- Opening Delimiter -
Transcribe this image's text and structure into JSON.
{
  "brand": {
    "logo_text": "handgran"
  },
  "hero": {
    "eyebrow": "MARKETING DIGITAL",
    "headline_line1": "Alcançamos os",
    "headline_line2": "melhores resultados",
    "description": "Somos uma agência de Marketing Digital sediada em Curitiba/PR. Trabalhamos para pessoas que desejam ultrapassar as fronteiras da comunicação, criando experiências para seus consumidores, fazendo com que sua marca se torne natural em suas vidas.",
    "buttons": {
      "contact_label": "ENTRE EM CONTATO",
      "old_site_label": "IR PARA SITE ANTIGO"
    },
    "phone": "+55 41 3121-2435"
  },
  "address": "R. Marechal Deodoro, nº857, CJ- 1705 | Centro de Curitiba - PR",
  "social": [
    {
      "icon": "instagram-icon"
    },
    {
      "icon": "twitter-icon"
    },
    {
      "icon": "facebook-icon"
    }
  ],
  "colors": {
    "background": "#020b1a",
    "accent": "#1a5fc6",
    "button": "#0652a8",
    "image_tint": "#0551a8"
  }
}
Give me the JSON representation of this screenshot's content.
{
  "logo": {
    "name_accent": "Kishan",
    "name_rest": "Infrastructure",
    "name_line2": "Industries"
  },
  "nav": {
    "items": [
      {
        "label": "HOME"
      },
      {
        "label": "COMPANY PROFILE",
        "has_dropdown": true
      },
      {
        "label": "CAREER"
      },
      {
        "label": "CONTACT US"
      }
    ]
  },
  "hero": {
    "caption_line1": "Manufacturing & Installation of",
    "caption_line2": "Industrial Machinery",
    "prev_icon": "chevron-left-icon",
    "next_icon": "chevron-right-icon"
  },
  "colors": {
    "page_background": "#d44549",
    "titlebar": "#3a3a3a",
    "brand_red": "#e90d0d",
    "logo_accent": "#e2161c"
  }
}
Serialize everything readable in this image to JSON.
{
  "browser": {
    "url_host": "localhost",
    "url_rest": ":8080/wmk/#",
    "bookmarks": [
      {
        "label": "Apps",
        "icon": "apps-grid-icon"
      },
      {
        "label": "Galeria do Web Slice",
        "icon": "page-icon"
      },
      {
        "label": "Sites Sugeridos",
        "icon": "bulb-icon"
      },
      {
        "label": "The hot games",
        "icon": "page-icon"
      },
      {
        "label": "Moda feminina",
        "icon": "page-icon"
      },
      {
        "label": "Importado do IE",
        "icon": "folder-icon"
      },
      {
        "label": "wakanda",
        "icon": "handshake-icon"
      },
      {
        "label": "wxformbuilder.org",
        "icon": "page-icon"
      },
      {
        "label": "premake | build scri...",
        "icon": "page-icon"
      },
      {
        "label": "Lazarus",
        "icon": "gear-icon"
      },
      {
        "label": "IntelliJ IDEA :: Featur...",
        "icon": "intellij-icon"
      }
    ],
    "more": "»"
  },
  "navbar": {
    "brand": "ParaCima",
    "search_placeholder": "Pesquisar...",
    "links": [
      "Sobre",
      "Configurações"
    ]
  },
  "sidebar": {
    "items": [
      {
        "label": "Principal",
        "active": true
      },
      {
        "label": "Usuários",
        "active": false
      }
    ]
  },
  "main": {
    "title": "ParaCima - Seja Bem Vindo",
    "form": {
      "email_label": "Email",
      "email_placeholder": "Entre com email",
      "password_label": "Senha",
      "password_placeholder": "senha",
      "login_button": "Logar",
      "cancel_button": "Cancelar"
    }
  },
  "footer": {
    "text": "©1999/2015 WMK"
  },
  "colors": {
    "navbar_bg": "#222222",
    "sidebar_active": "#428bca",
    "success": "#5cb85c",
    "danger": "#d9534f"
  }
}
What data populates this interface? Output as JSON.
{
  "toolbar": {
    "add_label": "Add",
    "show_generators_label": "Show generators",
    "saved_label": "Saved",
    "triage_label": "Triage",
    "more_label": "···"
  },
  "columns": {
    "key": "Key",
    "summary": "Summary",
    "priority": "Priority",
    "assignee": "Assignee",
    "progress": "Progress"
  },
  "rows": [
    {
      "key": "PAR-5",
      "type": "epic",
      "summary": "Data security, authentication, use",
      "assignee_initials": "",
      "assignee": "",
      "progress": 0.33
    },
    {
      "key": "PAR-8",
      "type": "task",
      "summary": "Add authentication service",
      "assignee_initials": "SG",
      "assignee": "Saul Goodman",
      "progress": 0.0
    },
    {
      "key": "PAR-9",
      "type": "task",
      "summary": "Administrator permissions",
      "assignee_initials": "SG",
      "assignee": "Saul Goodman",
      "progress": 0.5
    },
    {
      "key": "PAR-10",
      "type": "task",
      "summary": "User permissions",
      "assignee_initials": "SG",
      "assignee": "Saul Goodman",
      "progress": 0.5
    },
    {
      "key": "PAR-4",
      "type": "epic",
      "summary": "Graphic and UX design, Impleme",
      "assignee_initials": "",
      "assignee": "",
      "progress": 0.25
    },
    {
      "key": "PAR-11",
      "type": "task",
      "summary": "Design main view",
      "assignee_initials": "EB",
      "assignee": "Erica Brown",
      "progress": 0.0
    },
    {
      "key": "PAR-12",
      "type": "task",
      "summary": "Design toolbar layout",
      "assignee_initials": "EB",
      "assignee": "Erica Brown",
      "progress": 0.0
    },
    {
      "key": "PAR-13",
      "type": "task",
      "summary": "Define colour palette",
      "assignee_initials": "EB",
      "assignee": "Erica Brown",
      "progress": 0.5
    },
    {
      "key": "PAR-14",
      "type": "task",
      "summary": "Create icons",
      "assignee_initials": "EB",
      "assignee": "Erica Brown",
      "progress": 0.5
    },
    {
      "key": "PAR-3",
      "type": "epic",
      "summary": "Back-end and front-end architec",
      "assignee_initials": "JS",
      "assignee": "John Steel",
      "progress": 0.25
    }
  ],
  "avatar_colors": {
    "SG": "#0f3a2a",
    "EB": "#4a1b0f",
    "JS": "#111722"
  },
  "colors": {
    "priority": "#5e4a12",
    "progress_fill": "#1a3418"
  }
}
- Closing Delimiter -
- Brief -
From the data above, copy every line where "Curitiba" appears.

- Solution below -
    "description": "Somos uma agência de Marketing Digital sediada em Curitiba/PR. Trabalhamos para pessoas que desejam ultrapassar as fronteiras da comunicação, criando experiências para seus consumidores, fazendo com que sua marca se torne natural em suas vidas.",
  "address": "R. Marechal Deodoro, nº857, CJ- 1705 | Centro de Curitiba - PR",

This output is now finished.